• [AIM OF THE EXERCISE] A word-for-word copy of the entries is the goal; leave out the pictures.

Component data from apps and pages:
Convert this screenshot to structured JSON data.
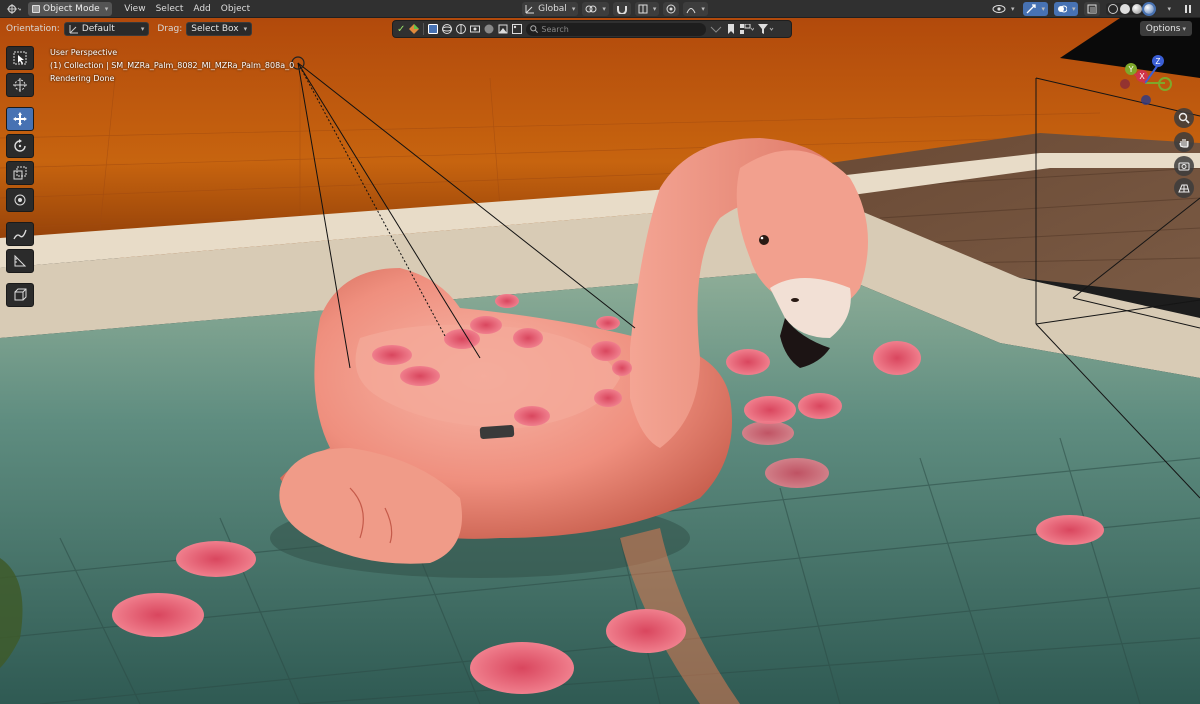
{
  "header": {
    "editor_type_icon": "editor-type-icon",
    "mode": "Object Mode",
    "menus": [
      "View",
      "Select",
      "Add",
      "Object"
    ],
    "transform_orientation": "Global"
  },
  "toolrow": {
    "orientation_label": "Orientation:",
    "orientation_value": "Default",
    "drag_label": "Drag:",
    "drag_value": "Select Box",
    "search_placeholder": "Search",
    "options_label": "Options"
  },
  "viewport": {
    "perspective": "User Perspective",
    "object_info": "(1) Collection | SM_MZRa_Palm_8082_MI_MZRa_Palm_808a_0",
    "status": "Rendering Done"
  },
  "gizmo": {
    "x_label": "X",
    "y_label": "Y",
    "z_label": "Z"
  },
  "tools": [
    "select-box",
    "cursor",
    "move",
    "rotate",
    "scale",
    "transform",
    "annotate",
    "measure",
    "add-cube"
  ],
  "colors": {
    "active_blue": "#4772b3",
    "header_bg": "#303030",
    "sky_orange": "#c85a12",
    "water": "#5a8a7e",
    "flamingo": "#f0907f"
  }
}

• [TASK SOLUTION]
Convert this screenshot to structured JSON data.
{
  "header": {
    "editor_type_icon": "editor-type-icon",
    "mode": "Object Mode",
    "menus": [
      "View",
      "Select",
      "Add",
      "Object"
    ],
    "transform_orientation": "Global"
  },
  "toolrow": {
    "orientation_label": "Orientation:",
    "orientation_value": "Default",
    "drag_label": "Drag:",
    "drag_value": "Select Box",
    "search_placeholder": "Search",
    "options_label": "Options"
  },
  "viewport": {
    "perspective": "User Perspective",
    "object_info": "(1) Collection | SM_MZRa_Palm_8082_MI_MZRa_Palm_808a_0",
    "status": "Rendering Done"
  },
  "gizmo": {
    "x_label": "X",
    "y_label": "Y",
    "z_label": "Z"
  },
  "tools": [
    "select-box",
    "cursor",
    "move",
    "rotate",
    "scale",
    "transform",
    "annotate",
    "measure",
    "add-cube"
  ],
  "colors": {
    "active_blue": "#4772b3",
    "header_bg": "#303030",
    "sky_orange": "#c85a12",
    "water": "#5a8a7e",
    "flamingo": "#f0907f"
  }
}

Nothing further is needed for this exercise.